By Matthew Santamaria (firstname.lastname@example.org)
For more than 25 years, New York City resident Lauren Lynch was a teacher. However, she is now battling Huntington’s disease (HD), fatal genetic disorder that causes the progressive breakdown of nerve cells in the brain. It deteriorates a person’s physical and mental abilities during their prime working years and has no cure.
“Even with all the challenges that HD has brought to my life it's not changing whom I am at my core,” said Lauren.
According to Lauren, her mother dealt with the mental aspects of HD and was diagnosed at 40-years-old. The symptoms of HD are described as having ALS, Parkinson’s and Alzheimer’s – simultaneously. Symptoms include personality changes, mood swings, depression, forgetfulness, impaired judgement, unsteady gait, involuntary movements, slurred speech, difficulty in swallowing, and significant weight loss.
“I'm fortunate that my mother's battle with HD made me understand struggle, illness, and have a vast amount of empathy for mental illness,” Lauren explains.”
Lauren describes her father as a successful diplomat, but an alcoholic and her mother dealt with depression. Throughout her childhood, her grandmother was the most consistent presence in her life.
“My parents left me no consistently and basically felt as if I was often the adult in our household,” said Lauren. “My grandmother and I were extremely close, and it was only with her I felt loved and protected.”
According to Lauren, her grandmother had an affair and almost had an abortion. However, she decided to keep her child, Lauren’s mother.

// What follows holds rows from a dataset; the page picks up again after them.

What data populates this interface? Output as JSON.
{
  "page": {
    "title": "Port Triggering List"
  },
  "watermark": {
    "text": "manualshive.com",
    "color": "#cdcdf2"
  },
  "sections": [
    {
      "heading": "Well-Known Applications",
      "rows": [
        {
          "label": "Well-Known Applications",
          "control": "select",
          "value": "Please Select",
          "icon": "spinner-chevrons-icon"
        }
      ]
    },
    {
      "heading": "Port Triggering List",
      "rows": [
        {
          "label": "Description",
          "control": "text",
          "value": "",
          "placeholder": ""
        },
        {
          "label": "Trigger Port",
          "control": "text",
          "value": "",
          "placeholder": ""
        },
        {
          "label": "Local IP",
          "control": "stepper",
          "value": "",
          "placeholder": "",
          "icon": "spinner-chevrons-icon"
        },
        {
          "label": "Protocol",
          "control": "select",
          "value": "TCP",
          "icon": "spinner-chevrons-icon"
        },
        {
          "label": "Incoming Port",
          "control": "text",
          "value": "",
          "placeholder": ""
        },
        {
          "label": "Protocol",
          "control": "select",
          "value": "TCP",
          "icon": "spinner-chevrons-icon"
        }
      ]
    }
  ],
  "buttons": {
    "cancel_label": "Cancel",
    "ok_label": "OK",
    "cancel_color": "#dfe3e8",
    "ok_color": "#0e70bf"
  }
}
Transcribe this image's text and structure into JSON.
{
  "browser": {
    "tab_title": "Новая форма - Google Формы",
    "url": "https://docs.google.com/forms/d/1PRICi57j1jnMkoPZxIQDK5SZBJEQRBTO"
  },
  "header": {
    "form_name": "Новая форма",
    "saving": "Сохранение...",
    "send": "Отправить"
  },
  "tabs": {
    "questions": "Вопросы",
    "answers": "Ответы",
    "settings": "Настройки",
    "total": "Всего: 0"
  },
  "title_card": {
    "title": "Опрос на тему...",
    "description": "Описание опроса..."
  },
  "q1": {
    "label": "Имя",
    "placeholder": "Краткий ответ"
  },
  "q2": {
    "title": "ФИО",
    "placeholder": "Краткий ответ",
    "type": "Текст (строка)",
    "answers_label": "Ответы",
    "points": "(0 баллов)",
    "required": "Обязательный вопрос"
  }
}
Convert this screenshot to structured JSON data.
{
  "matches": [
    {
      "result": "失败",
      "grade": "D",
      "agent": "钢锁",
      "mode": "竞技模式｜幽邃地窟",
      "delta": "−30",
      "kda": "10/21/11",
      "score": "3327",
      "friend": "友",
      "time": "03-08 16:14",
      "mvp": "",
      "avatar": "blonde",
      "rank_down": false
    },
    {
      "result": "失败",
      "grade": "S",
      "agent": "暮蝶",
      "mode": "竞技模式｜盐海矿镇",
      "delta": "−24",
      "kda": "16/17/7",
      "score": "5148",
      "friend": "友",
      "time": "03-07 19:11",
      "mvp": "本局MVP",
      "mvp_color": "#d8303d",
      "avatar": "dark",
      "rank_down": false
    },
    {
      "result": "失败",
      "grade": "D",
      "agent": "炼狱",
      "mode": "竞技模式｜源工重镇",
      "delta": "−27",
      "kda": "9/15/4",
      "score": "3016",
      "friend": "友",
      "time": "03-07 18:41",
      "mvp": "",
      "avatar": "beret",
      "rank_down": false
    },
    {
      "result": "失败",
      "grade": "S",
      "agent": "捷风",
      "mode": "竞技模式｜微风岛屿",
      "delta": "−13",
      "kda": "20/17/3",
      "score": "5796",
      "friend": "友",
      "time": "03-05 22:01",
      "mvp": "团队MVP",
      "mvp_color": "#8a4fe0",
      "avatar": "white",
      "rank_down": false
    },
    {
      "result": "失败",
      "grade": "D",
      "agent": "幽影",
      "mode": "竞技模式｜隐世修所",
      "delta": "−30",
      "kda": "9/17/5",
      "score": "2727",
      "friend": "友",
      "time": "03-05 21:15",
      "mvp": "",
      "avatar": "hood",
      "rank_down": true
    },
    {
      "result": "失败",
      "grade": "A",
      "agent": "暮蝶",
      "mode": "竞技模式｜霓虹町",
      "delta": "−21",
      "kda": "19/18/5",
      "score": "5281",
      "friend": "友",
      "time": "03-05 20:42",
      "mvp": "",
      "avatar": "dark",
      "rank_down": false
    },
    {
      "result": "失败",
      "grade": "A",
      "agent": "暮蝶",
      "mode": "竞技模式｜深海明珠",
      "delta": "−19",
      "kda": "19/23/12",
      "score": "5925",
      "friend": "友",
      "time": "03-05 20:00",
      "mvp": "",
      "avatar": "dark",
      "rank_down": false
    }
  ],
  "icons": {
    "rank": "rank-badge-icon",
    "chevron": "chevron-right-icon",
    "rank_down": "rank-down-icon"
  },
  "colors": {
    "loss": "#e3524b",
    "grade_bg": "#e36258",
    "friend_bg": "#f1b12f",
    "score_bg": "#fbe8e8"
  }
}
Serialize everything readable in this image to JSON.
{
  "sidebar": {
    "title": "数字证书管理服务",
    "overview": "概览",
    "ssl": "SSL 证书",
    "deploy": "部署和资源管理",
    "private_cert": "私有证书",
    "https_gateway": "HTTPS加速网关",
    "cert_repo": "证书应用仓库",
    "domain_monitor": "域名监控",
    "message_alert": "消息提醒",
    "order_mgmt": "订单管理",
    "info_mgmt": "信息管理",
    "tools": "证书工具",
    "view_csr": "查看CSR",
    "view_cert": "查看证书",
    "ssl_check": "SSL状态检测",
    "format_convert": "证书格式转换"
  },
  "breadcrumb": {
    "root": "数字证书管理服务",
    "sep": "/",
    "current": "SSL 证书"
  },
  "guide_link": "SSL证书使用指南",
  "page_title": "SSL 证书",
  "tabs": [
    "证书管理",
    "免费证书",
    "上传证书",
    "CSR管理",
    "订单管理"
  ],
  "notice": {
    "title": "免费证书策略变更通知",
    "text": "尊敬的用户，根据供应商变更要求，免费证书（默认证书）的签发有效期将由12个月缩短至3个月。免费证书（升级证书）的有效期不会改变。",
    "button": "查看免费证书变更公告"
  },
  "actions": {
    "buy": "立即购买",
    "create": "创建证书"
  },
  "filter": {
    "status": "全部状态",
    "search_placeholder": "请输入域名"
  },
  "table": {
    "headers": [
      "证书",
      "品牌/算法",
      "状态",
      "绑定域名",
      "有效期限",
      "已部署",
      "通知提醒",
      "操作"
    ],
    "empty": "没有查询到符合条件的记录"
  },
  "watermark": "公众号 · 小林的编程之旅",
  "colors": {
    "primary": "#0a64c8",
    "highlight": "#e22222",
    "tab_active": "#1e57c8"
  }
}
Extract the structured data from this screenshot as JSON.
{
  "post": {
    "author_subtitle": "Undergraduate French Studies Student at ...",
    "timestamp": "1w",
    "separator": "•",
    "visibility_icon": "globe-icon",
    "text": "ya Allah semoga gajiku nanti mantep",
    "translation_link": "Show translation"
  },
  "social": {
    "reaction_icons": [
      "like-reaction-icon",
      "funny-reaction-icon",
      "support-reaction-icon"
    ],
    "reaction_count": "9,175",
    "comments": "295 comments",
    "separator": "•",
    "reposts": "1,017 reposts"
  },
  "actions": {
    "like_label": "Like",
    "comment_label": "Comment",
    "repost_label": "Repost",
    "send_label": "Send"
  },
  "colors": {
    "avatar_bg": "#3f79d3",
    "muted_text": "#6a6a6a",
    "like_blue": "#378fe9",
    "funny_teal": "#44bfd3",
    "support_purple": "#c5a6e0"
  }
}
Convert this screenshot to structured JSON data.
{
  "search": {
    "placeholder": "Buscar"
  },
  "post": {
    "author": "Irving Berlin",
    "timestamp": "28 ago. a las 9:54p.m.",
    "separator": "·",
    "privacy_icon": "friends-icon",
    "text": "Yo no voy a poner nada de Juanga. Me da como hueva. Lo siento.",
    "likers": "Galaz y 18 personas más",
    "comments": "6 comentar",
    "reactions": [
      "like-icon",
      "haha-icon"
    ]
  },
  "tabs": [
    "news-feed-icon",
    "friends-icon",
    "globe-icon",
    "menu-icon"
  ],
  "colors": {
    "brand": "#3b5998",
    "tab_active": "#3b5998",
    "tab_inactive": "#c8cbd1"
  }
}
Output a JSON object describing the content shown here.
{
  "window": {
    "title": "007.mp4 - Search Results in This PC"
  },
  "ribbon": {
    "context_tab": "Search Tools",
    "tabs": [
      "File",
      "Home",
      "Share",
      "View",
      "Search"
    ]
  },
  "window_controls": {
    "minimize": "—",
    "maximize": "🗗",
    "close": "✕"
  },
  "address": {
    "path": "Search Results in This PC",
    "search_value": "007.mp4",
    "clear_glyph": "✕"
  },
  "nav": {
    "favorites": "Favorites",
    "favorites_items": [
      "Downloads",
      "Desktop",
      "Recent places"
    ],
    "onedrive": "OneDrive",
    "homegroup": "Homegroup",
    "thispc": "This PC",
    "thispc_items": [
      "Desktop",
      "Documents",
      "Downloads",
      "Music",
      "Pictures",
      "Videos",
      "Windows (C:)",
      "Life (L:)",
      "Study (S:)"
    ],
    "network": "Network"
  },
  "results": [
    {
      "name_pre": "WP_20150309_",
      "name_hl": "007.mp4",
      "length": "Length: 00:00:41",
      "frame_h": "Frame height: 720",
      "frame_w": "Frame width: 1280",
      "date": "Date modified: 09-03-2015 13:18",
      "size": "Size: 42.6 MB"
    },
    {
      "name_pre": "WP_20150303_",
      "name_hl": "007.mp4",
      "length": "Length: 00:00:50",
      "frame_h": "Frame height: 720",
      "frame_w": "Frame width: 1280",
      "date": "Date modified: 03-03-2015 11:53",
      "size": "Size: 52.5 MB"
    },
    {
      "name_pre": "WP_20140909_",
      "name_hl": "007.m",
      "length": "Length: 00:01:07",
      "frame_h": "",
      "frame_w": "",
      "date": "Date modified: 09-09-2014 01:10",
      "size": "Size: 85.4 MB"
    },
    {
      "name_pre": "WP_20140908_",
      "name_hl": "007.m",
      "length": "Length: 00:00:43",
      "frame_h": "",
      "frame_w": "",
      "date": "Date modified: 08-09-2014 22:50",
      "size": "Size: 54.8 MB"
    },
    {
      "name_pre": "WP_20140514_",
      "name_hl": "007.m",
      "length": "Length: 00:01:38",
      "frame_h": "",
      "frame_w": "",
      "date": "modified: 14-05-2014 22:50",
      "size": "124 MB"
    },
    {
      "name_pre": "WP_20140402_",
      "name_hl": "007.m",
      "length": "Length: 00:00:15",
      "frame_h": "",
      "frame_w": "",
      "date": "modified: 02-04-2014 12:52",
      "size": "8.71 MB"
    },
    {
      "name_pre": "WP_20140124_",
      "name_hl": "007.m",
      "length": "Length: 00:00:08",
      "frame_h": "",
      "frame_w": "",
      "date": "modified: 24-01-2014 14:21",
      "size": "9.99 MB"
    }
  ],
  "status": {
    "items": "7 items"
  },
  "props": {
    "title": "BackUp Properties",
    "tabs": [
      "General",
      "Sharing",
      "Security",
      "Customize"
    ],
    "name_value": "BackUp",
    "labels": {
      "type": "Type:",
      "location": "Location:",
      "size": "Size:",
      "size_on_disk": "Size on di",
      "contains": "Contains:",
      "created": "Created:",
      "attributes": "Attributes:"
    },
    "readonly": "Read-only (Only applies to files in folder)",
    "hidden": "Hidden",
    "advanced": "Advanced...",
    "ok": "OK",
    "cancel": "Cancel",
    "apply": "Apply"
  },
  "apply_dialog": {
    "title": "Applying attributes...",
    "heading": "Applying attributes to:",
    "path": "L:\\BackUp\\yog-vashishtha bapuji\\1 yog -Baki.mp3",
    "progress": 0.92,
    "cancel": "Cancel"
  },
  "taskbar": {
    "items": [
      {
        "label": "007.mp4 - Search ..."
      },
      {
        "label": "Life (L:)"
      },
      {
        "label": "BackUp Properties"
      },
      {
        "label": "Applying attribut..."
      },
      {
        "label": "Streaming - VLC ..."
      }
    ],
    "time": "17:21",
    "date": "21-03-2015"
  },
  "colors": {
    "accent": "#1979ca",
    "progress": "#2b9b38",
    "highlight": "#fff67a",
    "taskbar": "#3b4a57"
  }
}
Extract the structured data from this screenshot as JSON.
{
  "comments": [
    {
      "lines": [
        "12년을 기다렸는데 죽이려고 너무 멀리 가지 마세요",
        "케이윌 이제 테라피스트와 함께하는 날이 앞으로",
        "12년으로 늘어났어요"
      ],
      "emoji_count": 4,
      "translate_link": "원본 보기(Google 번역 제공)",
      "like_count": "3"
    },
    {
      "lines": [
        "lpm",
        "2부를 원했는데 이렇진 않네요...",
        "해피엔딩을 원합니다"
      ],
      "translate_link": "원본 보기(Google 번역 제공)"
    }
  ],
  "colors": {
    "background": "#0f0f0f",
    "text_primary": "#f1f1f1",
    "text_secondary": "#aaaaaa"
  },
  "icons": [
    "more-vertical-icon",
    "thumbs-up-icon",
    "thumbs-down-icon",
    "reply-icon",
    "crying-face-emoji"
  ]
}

“I believe that the deepest secrets of our live can unshed can lead us to change into someone much better if we share,” said Lauren. “I've never been upset that my grandmother chose to have my mom. Her courage, faith, and love help me on my darkest days.”
For several years, Lauren attended support group meetings before making the decision to be tested for HD.
The decision to get genetically tested is difficult to make. Each year, 5-10% are tested. It is never the right or wrong decision to be tested. There are people that see no benefit in knowing that they will develop the disease while others want to know in order to make informed choices about their future. It can take up to several weeks to receive your results from the genetic testing center.
Lauren tested positive for HD.
The one consistent message that Lauren believes is having HD is not a horrible fate.
Lauren has found an outlet via social media support groups. The advice that she gives the people with HD include staying active, find a support group in person or online, yoga, massage balls, keeping a journal, dance, listening to music, travel, hold on to simple pleasures, and eat your favorite food just to name a few.
In her HD battle, Lauren has lost significant people. According to Lauren, she wished that people close to her did not take things personally as loud noises could be triggers. She believes if one is upset, then walk away, be happy, and create positive memories.
Lauren has a message for the HD Community:
“HD is a struggle every day but I think if we can somehow change our paradigm it doesn't have to be as horrible as we make it.”
Huntington’s disease (HD) is a fatal genetic disorder that causes the progressive breakdown of nerve cells in the brain. It deteriorates a person’s physical and mental abilities during their prime working years and has no cure. Every child of a parent with HD has a 50/50 chance of inheriting the faulty gene. Today, there are approximately 41,000 symptomatic Americans and more than 200,000 at-risk of inheriting the disease. The symptoms of HD are described as having ALS, Parkinson’s and Alzheimer’s – simultaneously.
The Huntington’s Disease Society of America is the premier nonprofit organization dedicated to improving the lives of everyone affected by HD. From community services and education to advocacy and research, HDSA is the world’s leader in providing help for today and hope for tomorrow for people with HD and their families.
HDSA was founded in 1967 by Marjorie Guthrie, the wife of legendary folk singer Woody Guthrie. Woody died from HD complications when he was only 55 years old, but the Guthrie family legacy lives on at HDSA to this day.
To learn more about Huntington’s disease and the work of the Huntington’s Disease Society of America, visit www.HDSA.org or call 1(800)345-HDSA.
This is a story featuring a personal experience with Huntington’s disease. If you would like to have your story told please contact Matthew Santamaria at email@example.com